“That is one of the lowest levels ever. Our members are having to contend with a severe shortage of UK milling wheat. Some are reporting when they are expecting 20 lorries to turn up, only 10 do and the wheat that does turn up needs to be screened, creating further loss of volume.”
Richard Jenner, director of grain products and origination at Openfield, says this year is an exceptionally bad one, and reduced specific weights and lower hagbergs will inevitably lead to reduced flour quality and functionality - and in particular poor loaf volume and structure.
“To ease the pressure on growers we have amended the Advanced Payment Limits available to reflect the yield and quality concerns arising from the 2012 harvest,” says Mr Jenner. He adds it is inevitable some growers will be unable to meet their contractual obligations.
He also says dedicated supply arrangements have really come into their own this year and points to the Warburtons arrangement which sets out variety-specific protocols for Hereward, Solstice, Crusoe and Edgar.
“More of these varieties will have made the grade than is likely to have been the case had the protocols not been devised. It is in seasons such as this that the true value of these arrangements becomes apparent.”
David Neale, business development manager at agronomy company Agrii, believes this harvest could add to the long-term decline of milling wheat growing in the UK if there is not a concerted effort among all in the chain to prevent that happening.
“We have seen strong demand for Group 3 and 4 variety seed this year, but have plenty of Group 1 and 2 seed available,” says Mr Neale. “You can see why growers want to opt for feed and Group 3 varieties. A grower who can achieve 10 tonnes/hectare for feed wheat and sell at a modest £155/t will have a gross margin of £894/ha.
“If he grew Group 1 milling wheat at 9t/ha, his gross margin would be £723/ha at a price of £155/t. The milling wheat would need to fetch a £20/tonne premium for margin parity. But the long-term average is for only 30 per cent of milling wheat to make full specification. In that case, the premium would need to be more than £50/tonne to reach margin parity.”
He fears a diminishing area of milling wheat grown will lead to even less investment in new varieties and techniques, while the area could be even further hit by the severe problems caused by black-grass.
“The technical challenge of growing milling wheat is getting greater, which could affect the long-term supply of the crop. That would damage the entire milling industry.”
There can be a lot of friction in the milling wheat supply chain and this year’s poor weather appears to have exacerbated that.
But there is also a lot of agreement as to how the chain can be improved to ensure British growers continue to deliver the wheat needed by British consumers and that the country can grow.
All those interviewed for this article agree there needs to be more research into developing new varieties and techniques for growing and milling wheat.

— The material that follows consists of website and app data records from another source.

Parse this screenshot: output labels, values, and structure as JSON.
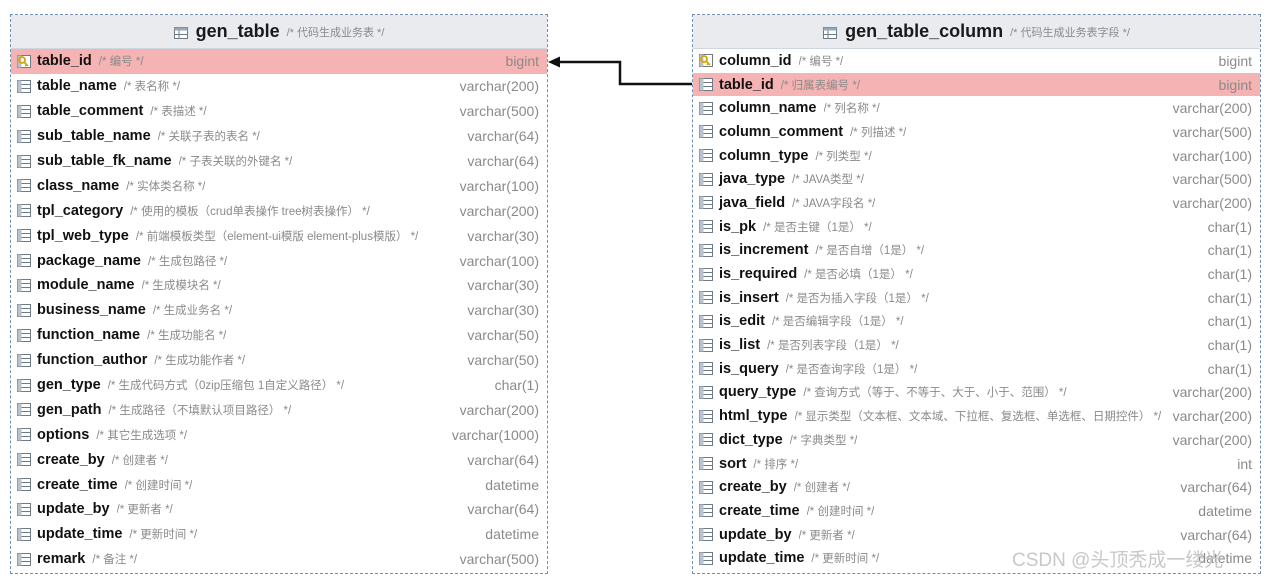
{
  "tables": [
    {
      "name": "gen_table",
      "comment": "/* 代码生成业务表 */",
      "columns": [
        {
          "name": "table_id",
          "comment": "/* 编号 */",
          "type": "bigint",
          "key": true,
          "highlight": true
        },
        {
          "name": "table_name",
          "comment": "/* 表名称 */",
          "type": "varchar(200)"
        },
        {
          "name": "table_comment",
          "comment": "/* 表描述 */",
          "type": "varchar(500)"
        },
        {
          "name": "sub_table_name",
          "comment": "/* 关联子表的表名 */",
          "type": "varchar(64)"
        },
        {
          "name": "sub_table_fk_name",
          "comment": "/* 子表关联的外键名 */",
          "type": "varchar(64)"
        },
        {
          "name": "class_name",
          "comment": "/* 实体类名称 */",
          "type": "varchar(100)"
        },
        {
          "name": "tpl_category",
          "comment": "/* 使用的模板（crud单表操作 tree树表操作） */",
          "type": "varchar(200)"
        },
        {
          "name": "tpl_web_type",
          "comment": "/* 前端模板类型（element-ui模版 element-plus模版） */",
          "type": "varchar(30)"
        },
        {
          "name": "package_name",
          "comment": "/* 生成包路径 */",
          "type": "varchar(100)"
        },
        {
          "name": "module_name",
          "comment": "/* 生成模块名 */",
          "type": "varchar(30)"
        },
        {
          "name": "business_name",
          "comment": "/* 生成业务名 */",
          "type": "varchar(30)"
        },
        {
          "name": "function_name",
          "comment": "/* 生成功能名 */",
          "type": "varchar(50)"
        },
        {
          "name": "function_author",
          "comment": "/* 生成功能作者 */",
          "type": "varchar(50)"
        },
        {
          "name": "gen_type",
          "comment": "/* 生成代码方式（0zip压缩包 1自定义路径） */",
          "type": "char(1)"
        },
        {
          "name": "gen_path",
          "comment": "/* 生成路径（不填默认项目路径） */",
          "type": "varchar(200)"
        },
        {
          "name": "options",
          "comment": "/* 其它生成选项 */",
          "type": "varchar(1000)"
        },
        {
          "name": "create_by",
          "comment": "/* 创建者 */",
          "type": "varchar(64)"
        },
        {
          "name": "create_time",
          "comment": "/* 创建时间 */",
          "type": "datetime"
        },
        {
          "name": "update_by",
          "comment": "/* 更新者 */",
          "type": "varchar(64)"
        },
        {
          "name": "update_time",
          "comment": "/* 更新时间 */",
          "type": "datetime"
        },
        {
          "name": "remark",
          "comment": "/* 备注 */",
          "type": "varchar(500)"
        }
      ]
    },
    {
      "name": "gen_table_column",
      "comment": "/* 代码生成业务表字段 */",
      "columns": [
        {
          "name": "column_id",
          "comment": "/* 编号 */",
          "type": "bigint",
          "key": true
        },
        {
          "name": "table_id",
          "comment": "/* 归属表编号 */",
          "type": "bigint",
          "highlight": true
        },
        {
          "name": "column_name",
          "comment": "/* 列名称 */",
          "type": "varchar(200)"
        },
        {
          "name": "column_comment",
          "comment": "/* 列描述 */",
          "type": "varchar(500)"
        },
        {
          "name": "column_type",
          "comment": "/* 列类型 */",
          "type": "varchar(100)"
        },
        {
          "name": "java_type",
          "comment": "/* JAVA类型 */",
          "type": "varchar(500)"
        },
        {
          "name": "java_field",
          "comment": "/* JAVA字段名 */",
          "type": "varchar(200)"
        },
        {
          "name": "is_pk",
          "comment": "/* 是否主键（1是） */",
          "type": "char(1)"
        },
        {
          "name": "is_increment",
          "comment": "/* 是否自增（1是） */",
          "type": "char(1)"
        },
        {
          "name": "is_required",
          "comment": "/* 是否必填（1是） */",
          "type": "char(1)"
        },
        {
          "name": "is_insert",
          "comment": "/* 是否为插入字段（1是） */",
          "type": "char(1)"
        },
        {
          "name": "is_edit",
          "comment": "/* 是否编辑字段（1是） */",
          "type": "char(1)"
        },
        {
          "name": "is_list",
          "comment": "/* 是否列表字段（1是） */",
          "type": "char(1)"
        },
        {
          "name": "is_query",
          "comment": "/* 是否查询字段（1是） */",
          "type": "char(1)"
        },
        {
          "name": "query_type",
          "comment": "/* 查询方式（等于、不等于、大于、小于、范围） */",
          "type": "varchar(200)"
        },
        {
          "name": "html_type",
          "comment": "/* 显示类型（文本框、文本域、下拉框、复选框、单选框、日期控件） */",
          "type": "varchar(200)"
        },
        {
          "name": "dict_type",
          "comment": "/* 字典类型 */",
          "type": "varchar(200)"
        },
        {
          "name": "sort",
          "comment": "/* 排序 */",
          "type": "int"
        },
        {
          "name": "create_by",
          "comment": "/* 创建者 */",
          "type": "varchar(64)"
        },
        {
          "name": "create_time",
          "comment": "/* 创建时间 */",
          "type": "datetime"
        },
        {
          "name": "update_by",
          "comment": "/* 更新者 */",
          "type": "varchar(64)"
        },
        {
          "name": "update_time",
          "comment": "/* 更新时间 */",
          "type": "datetime"
        }
      ]
    }
  ],
  "watermark": "CSDN @头顶秃成一缕光",
  "colors": {
    "highlight": "#f6b3b3",
    "border": "#6f8fb5",
    "header": "#e9ebee",
    "key": "#d9a400"
  }
}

There was also an acknowledgement more dedicated supply arrangements provide a way forward, allowing growers to commit to growing milling wheat and understand what is required of them.